### WHAT TO WORK ON
Write the full listing out again, keeping every line exactly as it is.

### AVAILABLE DATA
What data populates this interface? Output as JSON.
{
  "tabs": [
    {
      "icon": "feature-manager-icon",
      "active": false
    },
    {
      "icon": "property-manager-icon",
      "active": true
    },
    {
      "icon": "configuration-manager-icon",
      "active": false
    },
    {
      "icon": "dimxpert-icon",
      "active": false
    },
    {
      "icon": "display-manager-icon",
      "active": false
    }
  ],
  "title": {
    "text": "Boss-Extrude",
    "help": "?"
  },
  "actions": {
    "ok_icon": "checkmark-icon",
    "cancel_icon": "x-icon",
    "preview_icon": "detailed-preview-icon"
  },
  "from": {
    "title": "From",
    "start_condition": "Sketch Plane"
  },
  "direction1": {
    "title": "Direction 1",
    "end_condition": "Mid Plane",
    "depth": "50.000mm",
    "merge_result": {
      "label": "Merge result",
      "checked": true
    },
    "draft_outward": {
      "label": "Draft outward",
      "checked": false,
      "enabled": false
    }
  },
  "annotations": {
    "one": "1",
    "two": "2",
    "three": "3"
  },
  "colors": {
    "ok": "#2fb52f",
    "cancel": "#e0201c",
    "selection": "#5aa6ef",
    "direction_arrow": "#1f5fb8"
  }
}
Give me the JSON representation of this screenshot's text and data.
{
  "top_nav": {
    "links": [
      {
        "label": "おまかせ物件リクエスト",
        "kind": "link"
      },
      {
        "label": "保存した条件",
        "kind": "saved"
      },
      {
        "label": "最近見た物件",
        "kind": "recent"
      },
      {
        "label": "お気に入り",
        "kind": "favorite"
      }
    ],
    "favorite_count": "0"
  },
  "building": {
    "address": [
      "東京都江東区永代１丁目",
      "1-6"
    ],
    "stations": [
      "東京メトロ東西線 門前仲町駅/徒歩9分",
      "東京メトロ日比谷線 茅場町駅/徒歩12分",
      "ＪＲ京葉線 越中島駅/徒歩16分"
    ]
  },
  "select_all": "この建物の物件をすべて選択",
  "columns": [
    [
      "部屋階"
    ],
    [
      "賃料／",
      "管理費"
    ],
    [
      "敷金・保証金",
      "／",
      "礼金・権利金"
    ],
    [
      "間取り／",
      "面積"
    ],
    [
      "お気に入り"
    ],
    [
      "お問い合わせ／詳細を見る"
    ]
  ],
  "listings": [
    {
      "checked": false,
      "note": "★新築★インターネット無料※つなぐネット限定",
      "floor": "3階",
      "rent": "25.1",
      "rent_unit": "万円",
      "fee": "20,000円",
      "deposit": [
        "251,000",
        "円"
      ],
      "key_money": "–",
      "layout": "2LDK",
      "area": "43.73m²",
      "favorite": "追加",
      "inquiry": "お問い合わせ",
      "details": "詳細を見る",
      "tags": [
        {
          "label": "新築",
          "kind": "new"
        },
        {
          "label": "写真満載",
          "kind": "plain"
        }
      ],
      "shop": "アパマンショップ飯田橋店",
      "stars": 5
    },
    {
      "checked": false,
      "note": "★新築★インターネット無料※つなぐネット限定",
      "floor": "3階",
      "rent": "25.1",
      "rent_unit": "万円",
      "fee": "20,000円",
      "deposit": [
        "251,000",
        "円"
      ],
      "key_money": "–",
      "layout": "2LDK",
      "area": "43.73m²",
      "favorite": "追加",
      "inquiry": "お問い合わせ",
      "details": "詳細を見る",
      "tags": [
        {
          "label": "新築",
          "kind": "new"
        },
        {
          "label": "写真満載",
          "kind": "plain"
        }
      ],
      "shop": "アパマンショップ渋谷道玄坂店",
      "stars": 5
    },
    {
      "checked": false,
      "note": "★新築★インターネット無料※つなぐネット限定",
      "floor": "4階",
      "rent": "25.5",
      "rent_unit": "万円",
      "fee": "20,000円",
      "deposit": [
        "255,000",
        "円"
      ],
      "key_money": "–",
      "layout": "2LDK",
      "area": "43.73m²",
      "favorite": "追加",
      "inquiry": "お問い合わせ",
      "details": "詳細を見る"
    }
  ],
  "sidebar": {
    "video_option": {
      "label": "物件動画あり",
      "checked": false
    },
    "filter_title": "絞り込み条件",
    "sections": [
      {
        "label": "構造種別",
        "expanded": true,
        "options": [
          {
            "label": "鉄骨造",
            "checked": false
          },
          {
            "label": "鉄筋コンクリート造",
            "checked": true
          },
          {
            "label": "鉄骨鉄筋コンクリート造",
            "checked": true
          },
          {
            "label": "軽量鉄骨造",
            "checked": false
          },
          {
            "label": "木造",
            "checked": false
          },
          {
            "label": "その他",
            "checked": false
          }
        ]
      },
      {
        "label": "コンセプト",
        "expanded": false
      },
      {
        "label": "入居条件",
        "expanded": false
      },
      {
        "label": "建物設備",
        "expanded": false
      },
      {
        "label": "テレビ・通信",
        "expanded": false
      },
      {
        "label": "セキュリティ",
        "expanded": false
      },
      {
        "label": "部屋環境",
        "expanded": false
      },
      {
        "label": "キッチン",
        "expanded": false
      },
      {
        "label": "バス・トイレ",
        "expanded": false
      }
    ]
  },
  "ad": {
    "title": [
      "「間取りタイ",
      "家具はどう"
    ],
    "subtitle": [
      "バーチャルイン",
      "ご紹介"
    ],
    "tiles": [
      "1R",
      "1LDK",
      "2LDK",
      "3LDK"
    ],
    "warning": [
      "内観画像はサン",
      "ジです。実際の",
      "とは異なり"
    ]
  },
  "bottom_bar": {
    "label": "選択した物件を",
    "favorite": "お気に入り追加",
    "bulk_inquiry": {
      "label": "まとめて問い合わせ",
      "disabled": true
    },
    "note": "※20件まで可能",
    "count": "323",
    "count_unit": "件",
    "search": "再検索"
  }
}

### RESULT OF THE EXERCISE
What data populates this interface? Output as JSON.
{
  "tabs": [
    {
      "icon": "feature-manager-icon",
      "active": false
    },
    {
      "icon": "property-manager-icon",
      "active": true
    },
    {
      "icon": "configuration-manager-icon",
      "active": false
    },
    {
      "icon": "dimxpert-icon",
      "active": false
    },
    {
      "icon": "display-manager-icon",
      "active": false
    }
  ],
  "title": {
    "text": "Boss-Extrude",
    "help": "?"
  },
  "actions": {
    "ok_icon": "checkmark-icon",
    "cancel_icon": "x-icon",
    "preview_icon": "detailed-preview-icon"
  },
  "from": {
    "title": "From",
    "start_condition": "Sketch Plane"
  },
  "direction1": {
    "title": "Direction 1",
    "end_condition": "Mid Plane",
    "depth": "50.000mm",
    "merge_result": {
      "label": "Merge result",
      "checked": true
    },
    "draft_outward": {
      "label": "Draft outward",
      "checked": false,
      "enabled": false
    }
  },
  "annotations": {
    "one": "1",
    "two": "2",
    "three": "3"
  },
  "colors": {
    "ok": "#2fb52f",
    "cancel": "#e0201c",
    "selection": "#5aa6ef",
    "direction_arrow": "#1f5fb8"
  }
}
Give me the JSON representation of this screenshot's text and data.
{
  "top_nav": {
    "links": [
      {
        "label": "おまかせ物件リクエスト",
        "kind": "link"
      },
      {
        "label": "保存した条件",
        "kind": "saved"
      },
      {
        "label": "最近見た物件",
        "kind": "recent"
      },
      {
        "label": "お気に入り",
        "kind": "favorite"
      }
    ],
    "favorite_count": "0"
  },
  "building": {
    "address": [
      "東京都江東区永代１丁目",
      "1-6"
    ],
    "stations": [
      "東京メトロ東西線 門前仲町駅/徒歩9分",
      "東京メトロ日比谷線 茅場町駅/徒歩12分",
      "ＪＲ京葉線 越中島駅/徒歩16分"
    ]
  },
  "select_all": "この建物の物件をすべて選択",
  "columns": [
    [
      "部屋階"
    ],
    [
      "賃料／",
      "管理費"
    ],
    [
      "敷金・保証金",
      "／",
      "礼金・権利金"
    ],
    [
      "間取り／",
      "面積"
    ],
    [
      "お気に入り"
    ],
    [
      "お問い合わせ／詳細を見る"
    ]
  ],
  "listings": [
    {
      "checked": false,
      "note": "★新築★インターネット無料※つなぐネット限定",
      "floor": "3階",
      "rent": "25.1",
      "rent_unit": "万円",
      "fee": "20,000円",
      "deposit": [
        "251,000",
        "円"
      ],
      "key_money": "–",
      "layout": "2LDK",
      "area": "43.73m²",
      "favorite": "追加",
      "inquiry": "お問い合わせ",
      "details": "詳細を見る",
      "tags": [
        {
          "label": "新築",
          "kind": "new"
        },
        {
          "label": "写真満載",
          "kind": "plain"
        }
      ],
      "shop": "アパマンショップ飯田橋店",
      "stars": 5
    },
    {
      "checked": false,
      "note": "★新築★インターネット無料※つなぐネット限定",
      "floor": "3階",
      "rent": "25.1",
      "rent_unit": "万円",
      "fee": "20,000円",
      "deposit": [
        "251,000",
        "円"
      ],
      "key_money": "–",
      "layout": "2LDK",
      "area": "43.73m²",
      "favorite": "追加",
      "inquiry": "お問い合わせ",
      "details": "詳細を見る",
      "tags": [
        {
          "label": "新築",
          "kind": "new"
        },
        {
          "label": "写真満載",
          "kind": "plain"
        }
      ],
      "shop": "アパマンショップ渋谷道玄坂店",
      "stars": 5
    },
    {
      "checked": false,
      "note": "★新築★インターネット無料※つなぐネット限定",
      "floor": "4階",
      "rent": "25.5",
      "rent_unit": "万円",
      "fee": "20,000円",
      "deposit": [
        "255,000",
        "円"
      ],
      "key_money": "–",
      "layout": "2LDK",
      "area": "43.73m²",
      "favorite": "追加",
      "inquiry": "お問い合わせ",
      "details": "詳細を見る"
    }
  ],
  "sidebar": {
    "video_option": {
      "label": "物件動画あり",
      "checked": false
    },
    "filter_title": "絞り込み条件",
    "sections": [
      {
        "label": "構造種別",
        "expanded": true,
        "options": [
          {
            "label": "鉄骨造",
            "checked": false
          },
          {
            "label": "鉄筋コンクリート造",
            "checked": true
          },
          {
            "label": "鉄骨鉄筋コンクリート造",
            "checked": true
          },
          {
            "label": "軽量鉄骨造",
            "checked": false
          },
          {
            "label": "木造",
            "checked": false
          },
          {
            "label": "その他",
            "checked": false
          }
        ]
      },
      {
        "label": "コンセプト",
        "expanded": false
      },
      {
        "label": "入居条件",
        "expanded": false
      },
      {
        "label": "建物設備",
        "expanded": false
      },
      {
        "label": "テレビ・通信",
        "expanded": false
      },
      {
        "label": "セキュリティ",
        "expanded": false
      },
      {
        "label": "部屋環境",
        "expanded": false
      },
      {
        "label": "キッチン",
        "expanded": false
      },
      {
        "label": "バス・トイレ",
        "expanded": false
      }
    ]
  },
  "ad": {
    "title": [
      "「間取りタイ",
      "家具はどう"
    ],
    "subtitle": [
      "バーチャルイン",
      "ご紹介"
    ],
    "tiles": [
      "1R",
      "1LDK",
      "2LDK",
      "3LDK"
    ],
    "warning": [
      "内観画像はサン",
      "ジです。実際の",
      "とは異なり"
    ]
  },
  "bottom_bar": {
    "label": "選択した物件を",
    "favorite": "お気に入り追加",
    "bulk_inquiry": {
      "label": "まとめて問い合わせ",
      "disabled": true
    },
    "note": "※20件まで可能",
    "count": "323",
    "count_unit": "件",
    "search": "再検索"
  }
}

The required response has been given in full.